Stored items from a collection
========
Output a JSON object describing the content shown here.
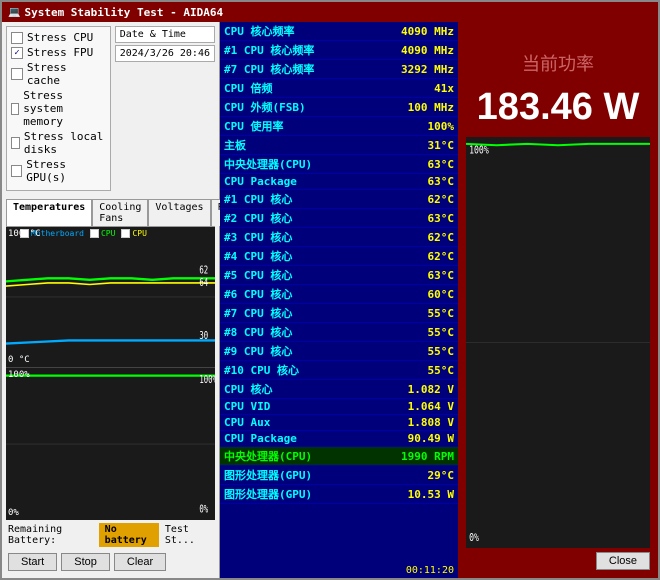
{
  "window": {
    "title": "System Stability Test - AIDA64"
  },
  "left_panel": {
    "stress_options": [
      {
        "label": "Stress CPU",
        "checked": false
      },
      {
        "label": "Stress FPU",
        "checked": true
      },
      {
        "label": "Stress cache",
        "checked": false
      },
      {
        "label": "Stress system memory",
        "checked": false
      },
      {
        "label": "Stress local disks",
        "checked": false
      },
      {
        "label": "Stress GPU(s)",
        "checked": false
      }
    ],
    "date_time_label": "Date & Time",
    "date_time_value": "2024/3/26 20:46",
    "tabs": [
      "Temperatures",
      "Cooling Fans",
      "Voltages",
      "Powers"
    ],
    "graph_labels": {
      "top1": "100 °C",
      "bottom1": "0 °C",
      "top2": "100%",
      "bottom2": "0%"
    },
    "legend": {
      "motherboard": "Motherboard",
      "cpu1": "CPU",
      "cpu2": "CPU"
    }
  },
  "data_rows": [
    {
      "label": "CPU 核心频率",
      "value": "4090 MHz"
    },
    {
      "label": "#1 CPU 核心频率",
      "value": "4090 MHz"
    },
    {
      "label": "#7 CPU 核心频率",
      "value": "3292 MHz"
    },
    {
      "label": "CPU 倍频",
      "value": "41x"
    },
    {
      "label": "CPU 外频(FSB)",
      "value": "100 MHz"
    },
    {
      "label": "CPU 使用率",
      "value": "100%"
    },
    {
      "label": "主板",
      "value": "31°C"
    },
    {
      "label": "中央处理器(CPU)",
      "value": "63°C"
    },
    {
      "label": "CPU Package",
      "value": "63°C"
    },
    {
      "label": "#1 CPU 核心",
      "value": "62°C"
    },
    {
      "label": "#2 CPU 核心",
      "value": "63°C"
    },
    {
      "label": "#3 CPU 核心",
      "value": "62°C"
    },
    {
      "label": "#4 CPU 核心",
      "value": "62°C"
    },
    {
      "label": "#5 CPU 核心",
      "value": "63°C"
    },
    {
      "label": "#6 CPU 核心",
      "value": "60°C"
    },
    {
      "label": "#7 CPU 核心",
      "value": "55°C"
    },
    {
      "label": "#8 CPU 核心",
      "value": "55°C"
    },
    {
      "label": "#9 CPU 核心",
      "value": "55°C"
    },
    {
      "label": "#10 CPU 核心",
      "value": "55°C"
    },
    {
      "label": "CPU 核心",
      "value": "1.082 V"
    },
    {
      "label": "CPU VID",
      "value": "1.064 V"
    },
    {
      "label": "CPU Aux",
      "value": "1.808 V"
    },
    {
      "label": "CPU Package",
      "value": "90.49 W"
    },
    {
      "label": "中央处理器(CPU)",
      "value": "1990 RPM",
      "highlight": true
    },
    {
      "label": "图形处理器(GPU)",
      "value": "29°C"
    },
    {
      "label": "图形处理器(GPU)",
      "value": "10.53 W"
    }
  ],
  "right_panel": {
    "power_label": "当前功率",
    "power_value": "183.46 W"
  },
  "bottom_bar": {
    "remaining_battery_label": "Remaining Battery:",
    "battery_value": "No battery",
    "test_st_label": "Test St...",
    "timer": "00:11:20",
    "buttons": {
      "start": "Start",
      "stop": "Stop",
      "clear": "Clear",
      "close": "Close"
    }
  }
}
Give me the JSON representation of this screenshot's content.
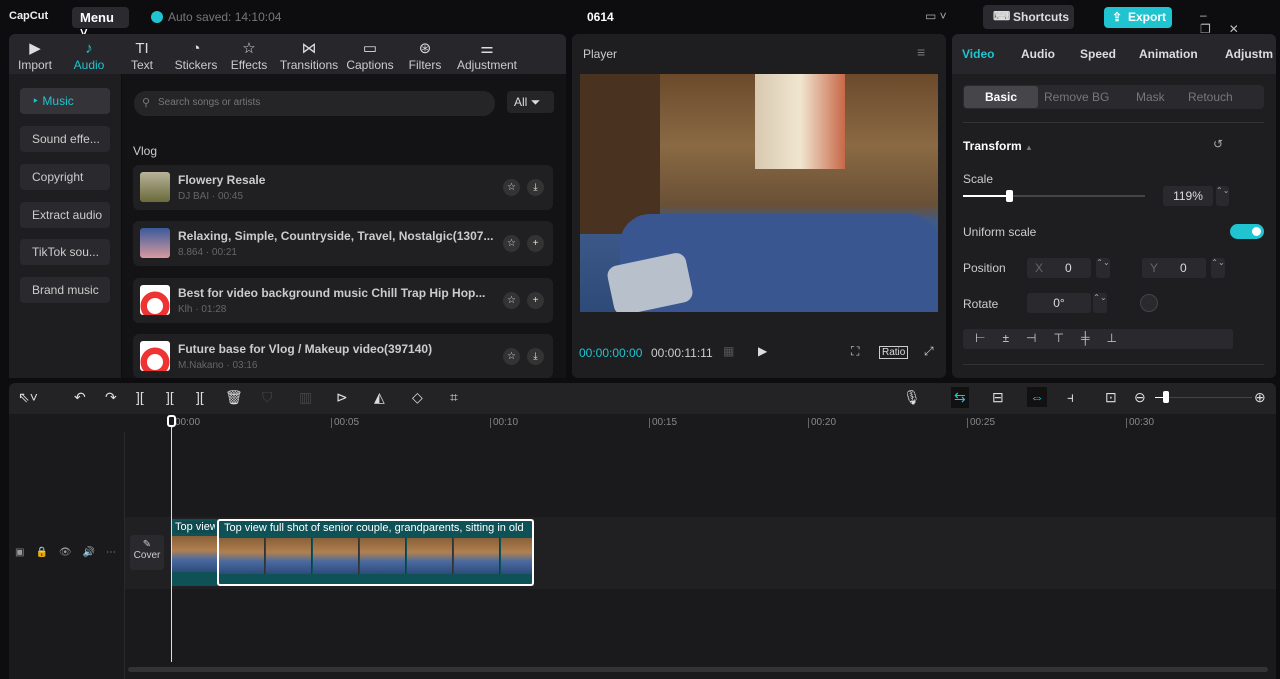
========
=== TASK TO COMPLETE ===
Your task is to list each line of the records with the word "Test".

=== TASK ANSWER ===
    "title": "System Stability Test - AIDA64"
    "test_st_label": "Test St...",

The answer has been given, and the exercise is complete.